Here we are, its February 18th and we’re just about a month and a half into 2019 and things are looking a lot better now than they did at the end of last year.  In the last quarter of 2018, it almost seemed like we were headed towards a financial crisis.  The Federal Reserve had been raising rates at a pace that the markets just couldn’t handle, we saw the Dow Jones lose 5,000 points, Trump’s new tax plan was a significant change that most people didn’t understand yet, and we’ve had a lot of political divide in our country.
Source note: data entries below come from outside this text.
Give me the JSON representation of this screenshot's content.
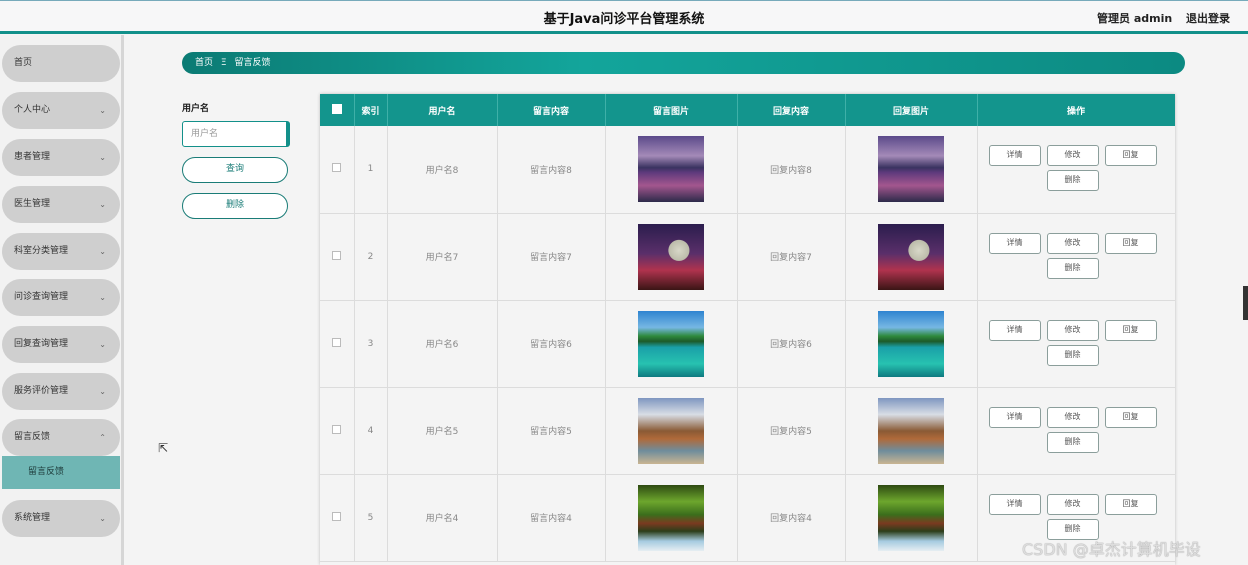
{
  "header": {
    "title": "基于Java问诊平台管理系统",
    "admin_label": "管理员 admin",
    "logout_label": "退出登录"
  },
  "sidebar": {
    "items": [
      {
        "label": "首页",
        "has_chevron": false
      },
      {
        "label": "个人中心",
        "has_chevron": true
      },
      {
        "label": "患者管理",
        "has_chevron": true
      },
      {
        "label": "医生管理",
        "has_chevron": true
      },
      {
        "label": "科室分类管理",
        "has_chevron": true
      },
      {
        "label": "问诊查询管理",
        "has_chevron": true
      },
      {
        "label": "回复查询管理",
        "has_chevron": true
      },
      {
        "label": "服务评价管理",
        "has_chevron": true
      },
      {
        "label": "留言反馈",
        "has_chevron": true,
        "expanded": true
      },
      {
        "label": "系统管理",
        "has_chevron": true
      }
    ],
    "sub_item": "留言反馈"
  },
  "breadcrumb": {
    "home": "首页",
    "separator": "Ξ",
    "current": "留言反馈"
  },
  "search": {
    "label": "用户名",
    "placeholder": "用户名",
    "query_button": "查询",
    "delete_button": "删除"
  },
  "table": {
    "headers": [
      "索引",
      "用户名",
      "留言内容",
      "留言图片",
      "回复内容",
      "回复图片",
      "操作"
    ],
    "rows": [
      {
        "index": "1",
        "username": "用户名8",
        "message": "留言内容8",
        "reply": "回复内容8",
        "image": "img-mtn"
      },
      {
        "index": "2",
        "username": "用户名7",
        "message": "留言内容7",
        "reply": "回复内容7",
        "image": "img-moon"
      },
      {
        "index": "3",
        "username": "用户名6",
        "message": "留言内容6",
        "reply": "回复内容6",
        "image": "img-pier"
      },
      {
        "index": "4",
        "username": "用户名5",
        "message": "留言内容5",
        "reply": "回复内容5",
        "image": "img-arch"
      },
      {
        "index": "5",
        "username": "用户名4",
        "message": "留言内容4",
        "reply": "回复内容4",
        "image": "img-forest"
      }
    ],
    "actions": {
      "detail": "详情",
      "edit": "修改",
      "reply": "回复",
      "delete": "删除"
    }
  },
  "watermark": "CSDN @卓杰计算机毕设",
  "colors": {
    "accent": "#13958d",
    "sidebar_item": "#cfcfcf",
    "sub_item": "#6fb6b4"
  }
}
 The Fed is really the most important player in this game of real estate, because they essentially control the flow of credit.  They control interest rates and the money supply.  It is said that there is somewhere around 53 trillion American dollars in circulation and 50 trillion of it is credit.  So, when the Federal Reserve started tightening the money supply and raising rates, the markets didn’t have a good reaction to it.  Since the 08-09 crisis, we’ve been living in the second longest economic expansion in the country’s history.  The reason we’ve had this expansion is because interest rates were held at historically low numbers, and the government had been issuing & selling bonds to expand the money supply.  When this is the case, people borrow money and transact in business and building.  It’s the best possible economic scenario, specifically for real estate.  This is why when you go to New York City you see 50+ cranes and construction sites where they’re building a new tower or renovating a new town house.  This is also why you’re seeing builders coming into Long Island Neighborhoods, knocking houses down, building new constructions, and selling them for crazy high prices.  This has all been happening because rates have been at historic lows.  Borrowing money is cheap, and cheap money creates economic stimulus.  Builders are borrowing and building at low rates, and buyers are buying houses at low rates – the scenario couldn’t cater to a better real estate market.

At the tail end of last year, we saw the reversal of all this stimulus.  The Fed’s tightening had finally caught up to them.  The markets lost over 5,000 points, we saw interest rates hit 5% on a 30-year mortgage, mortgage applications were down 20+ percent nationally, and inventory started to build.  Things looked bleak for a moment there.  But shortly after the new year, The Fed announced that its going to put a hold on raising rates and stop the tightening.  Almost immediately we saw a shift back to optimism in the markets with the Dow now sitting just below 26,000 and houses started to move again.  The uncertainty that was keeping money on the sidelines was no longer there.  All that being said, this reversal in policy will likely lead to another strong selling season with healthy prices and low inventory. 

One note to add with regards to the optimism in the short term is that I personally don’t believe that this will last much longer.  At best, we’ve probably got another two to three years of a strong market with credit flowing nicely.  At some point though, we will see a downturn in the economy as its just an inevitable part of these cycles.  With that said, if you plan on selling your home because of some life change that will be occurring in the next 3-5 years – My best guess is that you may never get as much money for your home than you will now (at least in the short term, a long-term play is a different discussion entirely).  So, good luck and here’s to a great selling season in 2019!